Page and application data records
-------------------------
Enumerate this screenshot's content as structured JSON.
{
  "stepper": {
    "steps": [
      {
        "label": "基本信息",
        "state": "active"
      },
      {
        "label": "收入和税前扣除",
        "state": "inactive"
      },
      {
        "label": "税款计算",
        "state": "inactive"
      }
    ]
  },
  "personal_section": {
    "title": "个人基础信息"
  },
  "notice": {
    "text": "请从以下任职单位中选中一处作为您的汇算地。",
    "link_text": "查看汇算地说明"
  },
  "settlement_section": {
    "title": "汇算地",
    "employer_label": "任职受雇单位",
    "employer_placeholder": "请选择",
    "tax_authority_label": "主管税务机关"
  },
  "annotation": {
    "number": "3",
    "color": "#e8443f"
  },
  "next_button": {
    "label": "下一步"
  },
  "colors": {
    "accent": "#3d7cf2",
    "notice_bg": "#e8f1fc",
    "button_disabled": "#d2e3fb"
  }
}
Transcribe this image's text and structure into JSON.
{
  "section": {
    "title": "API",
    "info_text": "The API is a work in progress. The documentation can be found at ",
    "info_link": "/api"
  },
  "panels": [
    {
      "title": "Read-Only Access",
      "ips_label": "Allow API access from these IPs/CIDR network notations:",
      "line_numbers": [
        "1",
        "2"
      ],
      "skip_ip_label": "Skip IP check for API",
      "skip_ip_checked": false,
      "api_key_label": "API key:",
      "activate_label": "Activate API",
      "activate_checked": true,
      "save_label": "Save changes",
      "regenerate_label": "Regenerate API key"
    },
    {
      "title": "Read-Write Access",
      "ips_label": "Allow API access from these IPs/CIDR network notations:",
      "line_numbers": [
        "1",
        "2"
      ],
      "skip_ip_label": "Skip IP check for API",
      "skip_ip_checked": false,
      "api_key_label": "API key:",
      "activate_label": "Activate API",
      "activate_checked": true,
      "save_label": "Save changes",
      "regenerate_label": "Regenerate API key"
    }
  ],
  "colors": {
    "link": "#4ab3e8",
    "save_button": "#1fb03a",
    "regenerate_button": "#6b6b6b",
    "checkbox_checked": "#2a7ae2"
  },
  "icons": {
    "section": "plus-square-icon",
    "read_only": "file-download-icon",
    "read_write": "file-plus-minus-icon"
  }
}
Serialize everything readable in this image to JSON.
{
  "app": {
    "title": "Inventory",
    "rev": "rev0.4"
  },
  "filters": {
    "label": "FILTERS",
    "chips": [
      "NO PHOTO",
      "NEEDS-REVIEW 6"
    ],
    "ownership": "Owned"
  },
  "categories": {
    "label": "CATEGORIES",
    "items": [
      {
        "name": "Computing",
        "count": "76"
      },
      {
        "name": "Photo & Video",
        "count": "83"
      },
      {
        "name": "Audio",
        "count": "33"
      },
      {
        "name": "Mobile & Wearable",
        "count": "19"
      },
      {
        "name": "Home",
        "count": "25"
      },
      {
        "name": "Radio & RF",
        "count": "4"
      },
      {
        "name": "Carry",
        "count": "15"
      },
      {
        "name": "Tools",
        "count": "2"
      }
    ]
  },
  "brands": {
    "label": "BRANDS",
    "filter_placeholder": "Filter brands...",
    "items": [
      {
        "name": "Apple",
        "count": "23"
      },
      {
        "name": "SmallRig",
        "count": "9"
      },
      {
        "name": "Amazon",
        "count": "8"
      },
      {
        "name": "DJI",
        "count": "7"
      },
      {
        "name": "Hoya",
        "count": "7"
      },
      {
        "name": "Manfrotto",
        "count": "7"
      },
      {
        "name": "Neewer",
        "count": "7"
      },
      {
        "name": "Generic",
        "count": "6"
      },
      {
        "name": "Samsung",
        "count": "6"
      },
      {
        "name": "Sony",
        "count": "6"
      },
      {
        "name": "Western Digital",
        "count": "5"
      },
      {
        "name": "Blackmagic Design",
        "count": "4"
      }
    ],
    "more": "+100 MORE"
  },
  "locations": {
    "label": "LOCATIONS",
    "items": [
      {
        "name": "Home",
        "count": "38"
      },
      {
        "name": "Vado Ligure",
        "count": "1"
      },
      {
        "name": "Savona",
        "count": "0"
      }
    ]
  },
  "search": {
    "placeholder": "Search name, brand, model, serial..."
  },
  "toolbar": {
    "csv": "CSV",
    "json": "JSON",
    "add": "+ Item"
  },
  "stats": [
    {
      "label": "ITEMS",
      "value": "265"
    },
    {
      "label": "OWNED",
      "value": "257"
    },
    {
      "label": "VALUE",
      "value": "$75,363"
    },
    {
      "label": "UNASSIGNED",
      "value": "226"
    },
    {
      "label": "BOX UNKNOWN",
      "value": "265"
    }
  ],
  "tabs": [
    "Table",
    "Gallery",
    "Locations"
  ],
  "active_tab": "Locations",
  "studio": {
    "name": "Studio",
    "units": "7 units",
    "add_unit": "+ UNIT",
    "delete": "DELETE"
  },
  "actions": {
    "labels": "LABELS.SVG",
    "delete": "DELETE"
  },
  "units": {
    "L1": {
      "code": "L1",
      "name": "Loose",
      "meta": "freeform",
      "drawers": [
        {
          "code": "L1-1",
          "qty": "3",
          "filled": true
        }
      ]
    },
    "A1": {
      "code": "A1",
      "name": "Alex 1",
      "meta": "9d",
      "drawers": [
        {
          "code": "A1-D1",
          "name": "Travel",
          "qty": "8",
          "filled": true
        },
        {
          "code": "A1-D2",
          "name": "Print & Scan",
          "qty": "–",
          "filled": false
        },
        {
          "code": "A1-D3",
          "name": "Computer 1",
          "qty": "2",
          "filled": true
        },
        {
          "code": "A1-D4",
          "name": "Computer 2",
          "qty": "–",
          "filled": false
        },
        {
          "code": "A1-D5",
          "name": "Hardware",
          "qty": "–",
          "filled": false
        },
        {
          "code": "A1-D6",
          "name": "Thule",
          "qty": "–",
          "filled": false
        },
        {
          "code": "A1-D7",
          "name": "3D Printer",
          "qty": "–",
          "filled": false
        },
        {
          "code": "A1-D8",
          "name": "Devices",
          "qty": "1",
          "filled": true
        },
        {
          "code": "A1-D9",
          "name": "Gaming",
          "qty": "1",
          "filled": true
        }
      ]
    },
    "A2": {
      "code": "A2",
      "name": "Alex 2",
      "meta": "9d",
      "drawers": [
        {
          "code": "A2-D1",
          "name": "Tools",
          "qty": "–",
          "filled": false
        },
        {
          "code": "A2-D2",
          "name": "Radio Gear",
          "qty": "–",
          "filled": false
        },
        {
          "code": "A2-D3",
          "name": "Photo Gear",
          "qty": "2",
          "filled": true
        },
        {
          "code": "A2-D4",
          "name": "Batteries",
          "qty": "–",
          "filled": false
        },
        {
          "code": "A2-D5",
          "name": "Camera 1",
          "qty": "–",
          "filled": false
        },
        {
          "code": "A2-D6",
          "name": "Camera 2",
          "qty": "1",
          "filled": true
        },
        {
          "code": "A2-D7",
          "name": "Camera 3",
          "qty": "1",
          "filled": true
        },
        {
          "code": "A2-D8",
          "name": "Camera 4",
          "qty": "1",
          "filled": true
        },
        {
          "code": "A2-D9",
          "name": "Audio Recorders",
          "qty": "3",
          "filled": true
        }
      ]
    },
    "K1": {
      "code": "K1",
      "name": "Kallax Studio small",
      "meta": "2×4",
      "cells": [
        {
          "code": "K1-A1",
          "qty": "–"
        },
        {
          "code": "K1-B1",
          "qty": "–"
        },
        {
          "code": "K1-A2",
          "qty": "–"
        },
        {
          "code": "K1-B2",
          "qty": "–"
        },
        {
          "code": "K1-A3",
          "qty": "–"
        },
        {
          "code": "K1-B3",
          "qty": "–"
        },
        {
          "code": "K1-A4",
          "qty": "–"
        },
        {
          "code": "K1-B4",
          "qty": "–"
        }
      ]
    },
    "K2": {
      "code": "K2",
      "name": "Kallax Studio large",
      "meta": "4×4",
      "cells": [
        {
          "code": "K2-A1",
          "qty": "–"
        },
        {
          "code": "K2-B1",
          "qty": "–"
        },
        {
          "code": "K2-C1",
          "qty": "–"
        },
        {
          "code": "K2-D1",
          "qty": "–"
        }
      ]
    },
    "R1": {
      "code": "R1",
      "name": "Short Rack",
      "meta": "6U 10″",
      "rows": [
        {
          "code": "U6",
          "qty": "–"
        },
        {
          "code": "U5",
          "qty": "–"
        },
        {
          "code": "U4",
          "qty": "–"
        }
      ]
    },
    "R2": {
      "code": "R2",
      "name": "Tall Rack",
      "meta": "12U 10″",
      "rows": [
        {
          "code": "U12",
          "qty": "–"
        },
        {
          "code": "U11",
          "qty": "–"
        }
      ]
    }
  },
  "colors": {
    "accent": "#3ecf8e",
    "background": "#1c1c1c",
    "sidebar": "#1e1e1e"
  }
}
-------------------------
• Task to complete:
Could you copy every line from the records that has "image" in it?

• Result for this exercise:
Transcribe this image's text and structure into JSON.
Serialize everything readable in this image to JSON.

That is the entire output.